### PROBLEM DETAILS
Copy each line of the entries that contains the word "测试截止时间".

### PROVIDED MATERIAL
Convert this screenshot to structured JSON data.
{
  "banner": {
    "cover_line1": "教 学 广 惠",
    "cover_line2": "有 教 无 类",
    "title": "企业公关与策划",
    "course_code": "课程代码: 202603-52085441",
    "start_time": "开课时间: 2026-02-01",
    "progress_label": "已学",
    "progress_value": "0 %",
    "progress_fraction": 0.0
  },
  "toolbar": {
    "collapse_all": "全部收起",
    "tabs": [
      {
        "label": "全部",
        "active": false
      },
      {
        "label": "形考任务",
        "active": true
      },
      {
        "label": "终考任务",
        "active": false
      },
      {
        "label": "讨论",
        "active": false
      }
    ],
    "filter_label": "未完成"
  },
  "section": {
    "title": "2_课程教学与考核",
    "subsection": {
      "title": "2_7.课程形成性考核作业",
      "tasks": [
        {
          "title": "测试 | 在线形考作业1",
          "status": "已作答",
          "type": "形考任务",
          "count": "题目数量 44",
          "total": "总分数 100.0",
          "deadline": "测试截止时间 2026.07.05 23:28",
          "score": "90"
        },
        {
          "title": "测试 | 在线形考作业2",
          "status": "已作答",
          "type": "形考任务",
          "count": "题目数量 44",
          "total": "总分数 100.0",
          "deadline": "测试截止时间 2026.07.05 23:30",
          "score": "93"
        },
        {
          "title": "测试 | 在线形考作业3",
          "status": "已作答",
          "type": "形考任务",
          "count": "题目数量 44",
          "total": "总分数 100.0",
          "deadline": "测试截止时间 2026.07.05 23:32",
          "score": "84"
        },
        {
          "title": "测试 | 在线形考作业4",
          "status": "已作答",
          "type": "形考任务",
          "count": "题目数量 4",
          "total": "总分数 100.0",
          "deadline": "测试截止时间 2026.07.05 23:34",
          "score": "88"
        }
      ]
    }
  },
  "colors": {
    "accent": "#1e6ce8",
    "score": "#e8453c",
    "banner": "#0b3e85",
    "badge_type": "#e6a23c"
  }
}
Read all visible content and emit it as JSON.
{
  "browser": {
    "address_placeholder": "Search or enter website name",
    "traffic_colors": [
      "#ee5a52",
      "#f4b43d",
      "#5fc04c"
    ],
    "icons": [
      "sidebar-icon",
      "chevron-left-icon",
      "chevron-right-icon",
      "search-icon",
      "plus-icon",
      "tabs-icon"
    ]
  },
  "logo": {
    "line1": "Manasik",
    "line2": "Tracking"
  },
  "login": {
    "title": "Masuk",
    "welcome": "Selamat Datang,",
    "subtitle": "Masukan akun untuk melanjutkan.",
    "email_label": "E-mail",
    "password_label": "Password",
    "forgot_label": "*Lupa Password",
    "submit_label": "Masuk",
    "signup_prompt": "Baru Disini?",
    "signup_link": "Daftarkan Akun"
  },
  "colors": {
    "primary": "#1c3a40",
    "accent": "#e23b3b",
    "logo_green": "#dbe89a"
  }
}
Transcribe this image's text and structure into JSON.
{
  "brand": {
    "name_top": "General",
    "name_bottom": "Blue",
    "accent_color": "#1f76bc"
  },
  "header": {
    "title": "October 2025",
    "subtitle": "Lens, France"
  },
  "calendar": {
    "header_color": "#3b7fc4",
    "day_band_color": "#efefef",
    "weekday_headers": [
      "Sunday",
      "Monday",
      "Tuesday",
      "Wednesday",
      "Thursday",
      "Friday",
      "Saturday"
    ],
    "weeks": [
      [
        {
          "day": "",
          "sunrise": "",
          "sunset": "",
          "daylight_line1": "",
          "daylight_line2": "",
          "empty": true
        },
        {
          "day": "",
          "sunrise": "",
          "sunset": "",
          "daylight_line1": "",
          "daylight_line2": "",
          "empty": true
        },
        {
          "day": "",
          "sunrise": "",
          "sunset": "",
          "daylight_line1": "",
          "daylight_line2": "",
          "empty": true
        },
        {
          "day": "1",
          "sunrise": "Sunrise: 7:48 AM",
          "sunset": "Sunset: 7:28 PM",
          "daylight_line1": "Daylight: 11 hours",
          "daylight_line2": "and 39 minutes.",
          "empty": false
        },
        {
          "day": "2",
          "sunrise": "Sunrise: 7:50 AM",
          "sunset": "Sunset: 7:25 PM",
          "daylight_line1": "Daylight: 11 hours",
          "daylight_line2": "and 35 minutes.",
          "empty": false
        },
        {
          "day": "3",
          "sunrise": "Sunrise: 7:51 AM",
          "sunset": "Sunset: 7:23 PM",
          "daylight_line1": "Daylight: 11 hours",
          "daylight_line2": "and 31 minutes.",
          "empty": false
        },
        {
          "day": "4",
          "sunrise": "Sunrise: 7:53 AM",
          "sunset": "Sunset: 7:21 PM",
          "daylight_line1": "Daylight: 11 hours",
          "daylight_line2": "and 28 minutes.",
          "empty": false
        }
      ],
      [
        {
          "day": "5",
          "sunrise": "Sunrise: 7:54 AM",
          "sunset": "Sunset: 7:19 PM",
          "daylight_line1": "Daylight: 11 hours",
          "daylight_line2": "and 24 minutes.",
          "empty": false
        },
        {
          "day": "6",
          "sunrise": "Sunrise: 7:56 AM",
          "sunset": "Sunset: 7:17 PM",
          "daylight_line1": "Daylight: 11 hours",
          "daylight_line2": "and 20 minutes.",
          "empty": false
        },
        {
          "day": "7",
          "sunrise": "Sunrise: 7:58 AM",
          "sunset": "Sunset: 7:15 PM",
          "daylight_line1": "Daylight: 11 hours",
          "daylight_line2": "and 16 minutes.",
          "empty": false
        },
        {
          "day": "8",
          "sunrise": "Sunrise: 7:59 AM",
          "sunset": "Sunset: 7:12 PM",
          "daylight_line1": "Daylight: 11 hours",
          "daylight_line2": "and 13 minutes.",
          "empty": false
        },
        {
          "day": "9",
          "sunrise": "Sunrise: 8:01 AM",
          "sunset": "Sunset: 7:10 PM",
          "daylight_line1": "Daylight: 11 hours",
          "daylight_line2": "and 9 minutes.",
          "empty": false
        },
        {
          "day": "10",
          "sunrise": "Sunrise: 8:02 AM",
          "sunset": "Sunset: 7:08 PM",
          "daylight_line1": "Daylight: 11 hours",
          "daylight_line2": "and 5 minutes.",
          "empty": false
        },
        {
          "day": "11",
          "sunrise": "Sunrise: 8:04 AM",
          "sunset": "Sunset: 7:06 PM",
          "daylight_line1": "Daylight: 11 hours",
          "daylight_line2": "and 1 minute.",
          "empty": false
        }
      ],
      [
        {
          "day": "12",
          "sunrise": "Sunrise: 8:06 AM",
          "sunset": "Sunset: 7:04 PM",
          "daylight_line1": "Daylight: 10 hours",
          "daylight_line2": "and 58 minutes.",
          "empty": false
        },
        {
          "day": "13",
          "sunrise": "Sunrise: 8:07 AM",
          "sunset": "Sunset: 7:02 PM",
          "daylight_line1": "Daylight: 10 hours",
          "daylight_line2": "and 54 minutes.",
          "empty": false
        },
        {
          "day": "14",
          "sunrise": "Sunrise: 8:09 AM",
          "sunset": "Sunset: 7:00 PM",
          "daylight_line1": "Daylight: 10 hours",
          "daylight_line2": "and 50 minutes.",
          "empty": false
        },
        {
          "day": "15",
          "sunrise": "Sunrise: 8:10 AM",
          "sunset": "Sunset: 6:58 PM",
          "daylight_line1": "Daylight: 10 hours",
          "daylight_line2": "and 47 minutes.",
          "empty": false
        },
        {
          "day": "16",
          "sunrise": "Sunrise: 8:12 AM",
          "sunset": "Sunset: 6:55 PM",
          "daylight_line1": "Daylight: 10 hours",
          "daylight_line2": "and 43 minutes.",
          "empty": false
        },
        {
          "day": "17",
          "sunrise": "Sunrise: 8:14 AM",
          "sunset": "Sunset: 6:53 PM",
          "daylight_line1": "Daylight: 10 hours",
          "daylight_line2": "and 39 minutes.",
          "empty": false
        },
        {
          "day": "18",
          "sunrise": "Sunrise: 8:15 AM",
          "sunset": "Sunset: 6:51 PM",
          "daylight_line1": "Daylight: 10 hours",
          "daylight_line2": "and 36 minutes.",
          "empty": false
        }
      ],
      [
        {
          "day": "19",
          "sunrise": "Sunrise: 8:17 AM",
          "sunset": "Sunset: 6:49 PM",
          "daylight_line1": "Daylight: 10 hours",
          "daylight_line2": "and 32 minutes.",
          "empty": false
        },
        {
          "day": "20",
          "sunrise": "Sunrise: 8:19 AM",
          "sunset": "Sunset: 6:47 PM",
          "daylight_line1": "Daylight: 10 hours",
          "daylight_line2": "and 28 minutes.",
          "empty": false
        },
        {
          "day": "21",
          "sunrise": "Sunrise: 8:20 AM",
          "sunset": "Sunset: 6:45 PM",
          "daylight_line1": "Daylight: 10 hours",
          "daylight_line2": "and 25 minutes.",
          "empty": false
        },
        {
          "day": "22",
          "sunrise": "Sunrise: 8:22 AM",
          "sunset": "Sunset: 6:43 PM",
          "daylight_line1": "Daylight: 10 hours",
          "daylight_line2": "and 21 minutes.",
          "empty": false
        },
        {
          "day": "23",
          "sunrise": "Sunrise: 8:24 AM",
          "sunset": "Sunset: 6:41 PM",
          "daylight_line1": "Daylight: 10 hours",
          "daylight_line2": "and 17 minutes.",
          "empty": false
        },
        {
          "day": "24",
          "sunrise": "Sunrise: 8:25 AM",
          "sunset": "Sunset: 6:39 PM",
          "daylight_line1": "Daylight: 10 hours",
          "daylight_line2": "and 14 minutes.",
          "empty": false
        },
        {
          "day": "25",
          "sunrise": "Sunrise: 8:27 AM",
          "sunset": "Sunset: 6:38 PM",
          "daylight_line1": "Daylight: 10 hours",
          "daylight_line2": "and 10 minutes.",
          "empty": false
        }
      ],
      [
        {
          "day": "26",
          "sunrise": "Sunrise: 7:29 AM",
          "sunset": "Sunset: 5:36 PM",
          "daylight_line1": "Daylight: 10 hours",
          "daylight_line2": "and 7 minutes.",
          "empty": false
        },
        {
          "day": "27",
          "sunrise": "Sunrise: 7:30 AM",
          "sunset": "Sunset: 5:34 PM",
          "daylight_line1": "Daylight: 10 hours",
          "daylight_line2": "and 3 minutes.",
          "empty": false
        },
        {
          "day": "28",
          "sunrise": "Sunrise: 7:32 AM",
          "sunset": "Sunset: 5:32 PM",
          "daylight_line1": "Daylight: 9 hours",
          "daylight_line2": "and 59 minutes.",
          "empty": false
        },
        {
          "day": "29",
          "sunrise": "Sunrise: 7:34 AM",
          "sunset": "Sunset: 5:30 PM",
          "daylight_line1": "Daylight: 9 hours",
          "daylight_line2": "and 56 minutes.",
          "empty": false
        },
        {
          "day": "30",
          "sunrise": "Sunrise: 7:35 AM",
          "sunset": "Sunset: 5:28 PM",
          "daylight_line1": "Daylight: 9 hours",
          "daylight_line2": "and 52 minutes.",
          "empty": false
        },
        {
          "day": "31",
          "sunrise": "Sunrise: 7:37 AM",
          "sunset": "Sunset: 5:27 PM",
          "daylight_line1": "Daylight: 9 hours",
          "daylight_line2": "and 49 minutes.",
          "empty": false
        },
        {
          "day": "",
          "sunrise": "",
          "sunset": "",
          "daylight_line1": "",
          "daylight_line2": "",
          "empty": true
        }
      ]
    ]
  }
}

### ANSWER SECTION
          "deadline": "测试截止时间 2026.07.05 23:28",
          "deadline": "测试截止时间 2026.07.05 23:30",
          "deadline": "测试截止时间 2026.07.05 23:32",
          "deadline": "测试截止时间 2026.07.05 23:34",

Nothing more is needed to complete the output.